Thursday, May 17, 2007

The Illusion of Control

Pretty Lady was rather saddened by yesterday's Cary Tennis column; both by the question and by the Public Response to it. She was thrilled with Cary, of course. Her sadness was largely triggered by the fact that so few people appeared to agree with him.

I fear that this is a land mine in our relationship; one day we'll step on it and it will destroy our marriage. If I have the baby, I fear I would resent my husband and the child. I keep thinking about the 32 years of my life that would go to rearing children. I also fear that following through with the abortion would hurt the man I love, to whom I would give almost anything ... just not a child.

This is a different what if: What if two people could be imaginative enough, and flexible, disciplined and thoughtful enough, to create a plan that would make the wishes of all three participants come true -- and at this point I am indeed including this potential third being in the equation, for it is difficult to escape a feeling of awe at the miracle of pregnancy. A new life is beginning. It's nothing to sneeze at. It's worth giving some consideration to the possibilities.
...
And, again, not to be too mystical about it, but when life comes knocking, isn't it possible that it means something?
Pretty Lady, as I am certain you know, does believe that when life comes knocking, it means something. Moreover she believes that Love and Faith not only mean something, but are necessary tools with which to negotiate the uncontrollable chaos of this thing we call Life.
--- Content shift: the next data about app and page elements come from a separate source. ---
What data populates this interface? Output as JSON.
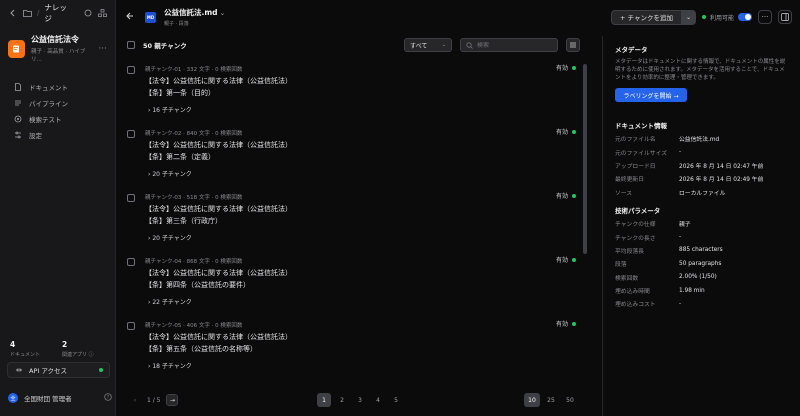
{
  "sidebar": {
    "crumb": "ナレッジ",
    "kb_title": "公益信託法令",
    "kb_sub": "親子 · 高品質 · ハイブリ...",
    "nav": [
      {
        "label": "ドキュメント",
        "icon": "document-icon"
      },
      {
        "label": "パイプライン",
        "icon": "pipeline-icon"
      },
      {
        "label": "検索テスト",
        "icon": "search-test-icon"
      },
      {
        "label": "設定",
        "icon": "settings-icon"
      }
    ],
    "stats": [
      {
        "num": "4",
        "label": "ドキュメント"
      },
      {
        "num": "2",
        "label": "関連アプリ ⓘ"
      }
    ],
    "api_label": "API アクセス",
    "user_name": "全国財団 管理者"
  },
  "header": {
    "doc_badge": "MD",
    "doc_title": "公益信託法.md",
    "doc_sub": "親子 · 段落",
    "add_chunk": "チャンクを追加",
    "available": "利用可能"
  },
  "chunks": {
    "count_label": "50 親チャンク",
    "filter_value": "すべて",
    "search_placeholder": "検索",
    "items": [
      {
        "meta": "親チャンク-01 · 332 文字 · 0 検索回数",
        "line1": "【法令】公益信託に関する法律（公益信託法）",
        "line2": "【条】第一条（目的）",
        "children": "16 子チャンク",
        "status": "有効"
      },
      {
        "meta": "親チャンク-02 · 840 文字 · 0 検索回数",
        "line1": "【法令】公益信託に関する法律（公益信託法）",
        "line2": "【条】第二条（定義）",
        "children": "20 子チャンク",
        "status": "有効"
      },
      {
        "meta": "親チャンク-03 · 518 文字 · 0 検索回数",
        "line1": "【法令】公益信託に関する法律（公益信託法）",
        "line2": "【条】第三条（行政庁）",
        "children": "20 子チャンク",
        "status": "有効"
      },
      {
        "meta": "親チャンク-04 · 868 文字 · 0 検索回数",
        "line1": "【法令】公益信託に関する法律（公益信託法）",
        "line2": "【条】第四条（公益信託の要件）",
        "children": "22 子チャンク",
        "status": "有効"
      },
      {
        "meta": "親チャンク-05 · 406 文字 · 0 検索回数",
        "line1": "【法令】公益信託に関する法律（公益信託法）",
        "line2": "【条】第五条（公益信託の名称等）",
        "children": "18 子チャンク",
        "status": "有効"
      }
    ],
    "pager": {
      "page_info": "1 / 5",
      "pages": [
        "1",
        "2",
        "3",
        "4",
        "5"
      ],
      "sizes": [
        "10",
        "25",
        "50"
      ]
    }
  },
  "info": {
    "metadata_title": "メタデータ",
    "metadata_desc": "メタデータはドキュメントに関する情報で、ドキュメントの属性を説明するために使用されます。メタデータを活用することで、ドキュメントをより効率的に整理・管理できます。",
    "labeling_button": "ラベリングを開始 →",
    "doc_info_title": "ドキュメント情報",
    "doc_info": [
      {
        "k": "元のファイル名",
        "v": "公益信託法.md"
      },
      {
        "k": "元のファイルサイズ",
        "v": "-"
      },
      {
        "k": "アップロード日",
        "v": "2026 年 8 月 14 日 02:47 午前"
      },
      {
        "k": "最終更新日",
        "v": "2026 年 8 月 14 日 02:49 午前"
      },
      {
        "k": "ソース",
        "v": "ローカルファイル"
      }
    ],
    "tech_title": "技術パラメータ",
    "tech": [
      {
        "k": "チャンクの仕様",
        "v": "親子"
      },
      {
        "k": "チャンクの長さ",
        "v": "-"
      },
      {
        "k": "平均段落長",
        "v": "885 characters"
      },
      {
        "k": "段落",
        "v": "50 paragraphs"
      },
      {
        "k": "検索回数",
        "v": "2.00% (1/50)"
      },
      {
        "k": "埋め込み時間",
        "v": "1.98 min"
      },
      {
        "k": "埋め込みコスト",
        "v": "-"
      }
    ]
  }
}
For it is clear to her that there are very few things in life which are under our control. This is a Fact. Pursuant to this fact, it has become clear to her that when we attempt to control our circumstances, our future, our relationships, particularly out of Fear, we tend to muck things up in far more mucky ways than Life can do all on its own.

And this letter points up the obvious fact that when we think that Life is under our control, it becomes Death. In our own bodies, this Life to Death by Control process is usually mysterious and alchemical; when expressed upon the bodies of others, it becomes all too drearily mechanical.
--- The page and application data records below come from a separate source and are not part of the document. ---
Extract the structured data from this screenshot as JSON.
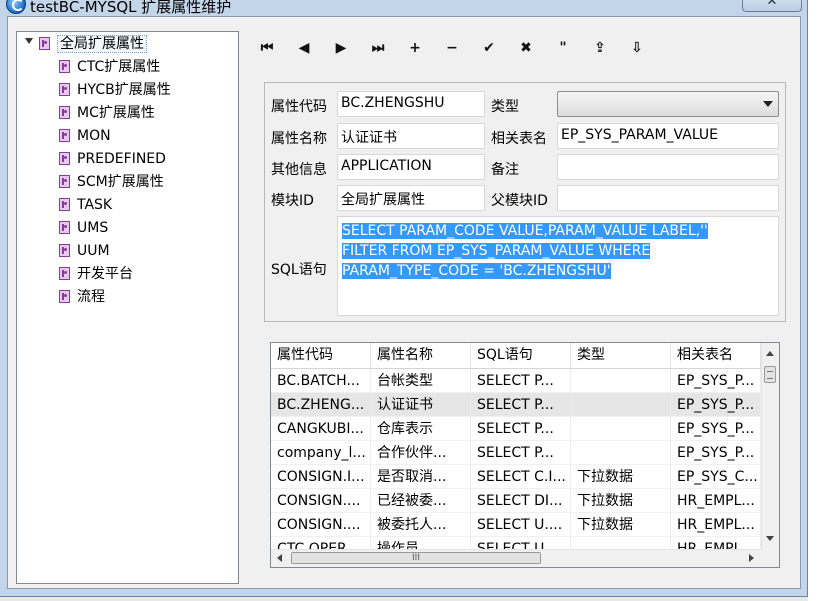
{
  "window": {
    "title": "testBC-MYSQL 扩展属性维护",
    "close_label": "✕"
  },
  "tree": {
    "root": "全局扩展属性",
    "items": [
      "CTC扩展属性",
      "HYCB扩展属性",
      "MC扩展属性",
      "MON",
      "PREDEFINED",
      "SCM扩展属性",
      "TASK",
      "UMS",
      "UUM",
      "开发平台",
      "流程"
    ]
  },
  "toolbar": {
    "buttons": [
      {
        "name": "first-record-button",
        "glyph": "⏮"
      },
      {
        "name": "prev-record-button",
        "glyph": "◀"
      },
      {
        "name": "next-record-button",
        "glyph": "▶"
      },
      {
        "name": "last-record-button",
        "glyph": "⏭"
      },
      {
        "name": "add-button",
        "glyph": "+"
      },
      {
        "name": "delete-button",
        "glyph": "−"
      },
      {
        "name": "save-button",
        "glyph": "✔"
      },
      {
        "name": "cancel-button",
        "glyph": "✖"
      },
      {
        "name": "quote-button",
        "glyph": "\""
      },
      {
        "name": "export-button",
        "glyph": "⇪"
      },
      {
        "name": "import-button",
        "glyph": "⇩"
      }
    ]
  },
  "form": {
    "code_label": "属性代码",
    "code_value": "BC.ZHENGSHU",
    "type_label": "类型",
    "type_value": "",
    "name_label": "属性名称",
    "name_value": "认证证书",
    "table_label": "相关表名",
    "table_value": "EP_SYS_PARAM_VALUE",
    "other_label": "其他信息",
    "other_value": "APPLICATION",
    "remark_label": "备注",
    "remark_value": "",
    "module_label": "模块ID",
    "module_value": "全局扩展属性",
    "parent_label": "父模块ID",
    "parent_value": "",
    "sql_label": "SQL语句",
    "sql_lines": [
      "SELECT PARAM_CODE VALUE,PARAM_VALUE LABEL,''",
      "FILTER FROM EP_SYS_PARAM_VALUE WHERE",
      "PARAM_TYPE_CODE = 'BC.ZHENGSHU'"
    ]
  },
  "grid": {
    "columns": [
      "属性代码",
      "属性名称",
      "SQL语句",
      "类型",
      "相关表名"
    ],
    "rows": [
      [
        "BC.BATCH...",
        "台帐类型",
        "SELECT P...",
        "",
        "EP_SYS_P..."
      ],
      [
        "BC.ZHENG...",
        "认证证书",
        "SELECT P...",
        "",
        "EP_SYS_P..."
      ],
      [
        "CANGKUBI...",
        "仓库表示",
        "SELECT P...",
        "",
        "EP_SYS_P..."
      ],
      [
        "company_l...",
        "合作伙伴...",
        "SELECT P...",
        "",
        "EP_SYS_P..."
      ],
      [
        "CONSIGN.I...",
        "是否取消...",
        "SELECT C.I...",
        "下拉数据",
        "EP_SYS_C..."
      ],
      [
        "CONSIGN....",
        "已经被委...",
        "SELECT DI...",
        "下拉数据",
        "HR_EMPL..."
      ],
      [
        "CONSIGN....",
        "被委托人...",
        "SELECT U....",
        "下拉数据",
        "HR_EMPL..."
      ],
      [
        "CTC.OPER...",
        "操作员",
        "SELECT U...",
        "",
        "HR_EMPL..."
      ]
    ],
    "selected_row": 1,
    "hscroll_grip": "III"
  }
}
3 comments:

mitzibel said...

Sigh. *This* is why when I become Benevolent Dictator I'm going to put birth control in the water supply and make people pass an exam to get an antidote.

prettylady said...
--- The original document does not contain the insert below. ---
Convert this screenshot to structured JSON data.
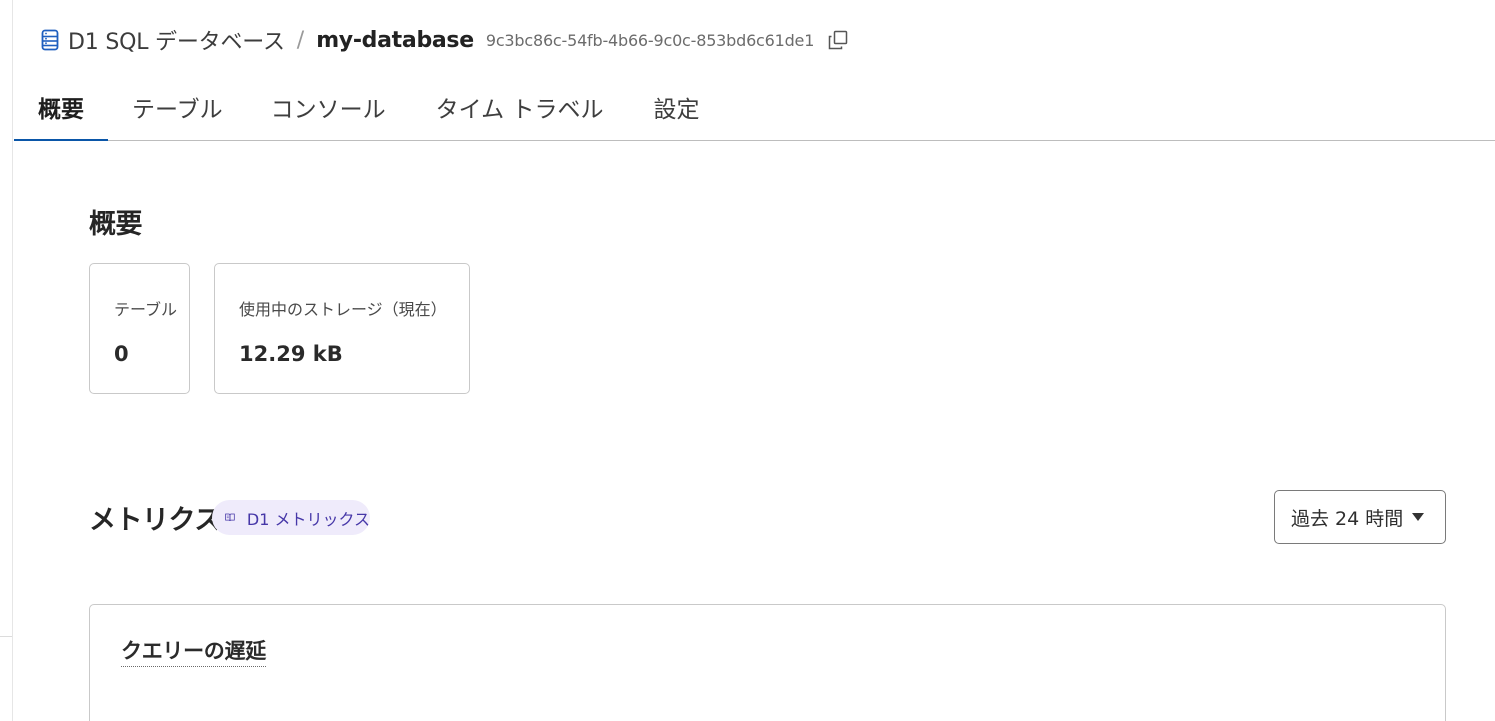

That notion had occurred to me, too, Mitzibel. But the particularly tragic thing about this one is that the couple is in a happy marriage, financially stable, with a proven track-record in being able to raise children. There is no earthly reason that the Fear Factor need be so high.

Pretty Lady thinks that life is sometimes easier when we have fewer choices.

k said...

I think the stay-at-home dad suggestion is superb, myself. Everyone's a winner.

If it comes true, that is.

Perhaps part of her fear is that the actual example set by such men is not always what they agreed to. I just spent some time reading a post and comments about a man who resented the perhaps 1/10 of the total *single parenting* time he had to spend with his kids - and it was called babysitting, rather than parenting.

Babysitting.

Comments had it that it's quite common for dads to call their participation in child care *babysitting.*

That man is better about it now. How much? I don't know. But all along, everyone around him has freely considered him one of the Good Single Dads.

That's a terrible shame.

Everyone's a loser. And to the wife, and also the child/ren? True injustice.

I think of how men were as fathers when I was a child, and how very much they missed out on.

It looked to me that that was by choice on the part of the majority of them. Still, I could easily see how societal pressures acted very strongly against their taking a true active part in child-rearing.

Why I always said, way back then, when someone asked me if I was *for women's liberation?,* my stock answer was always, --Sure. Men's too. I'm for PEOPLE's liberation. Most men have no idea how much of life they're really missing, playing those stereotype roles of breadwinning, then after work hours, ignoring wife and family for the golf course and/or the bar, with the possible exception of tossing balls (base, basket, foot) with a Son.

Now, I read what a guy like Chris Rywalt writes and I think, Oh. Finally. Finally.

That's in today's world.

Clearly, we're not done yet.

If that was part of that wife's fear, that in the end the child-rearing would fall back on her - like a parent ends up taking care of that puppy the kid swore they'd faithfully feed and water and walk -

If that was, then it seems to me her fears aren't unjustified.

She sees the evidence all around her.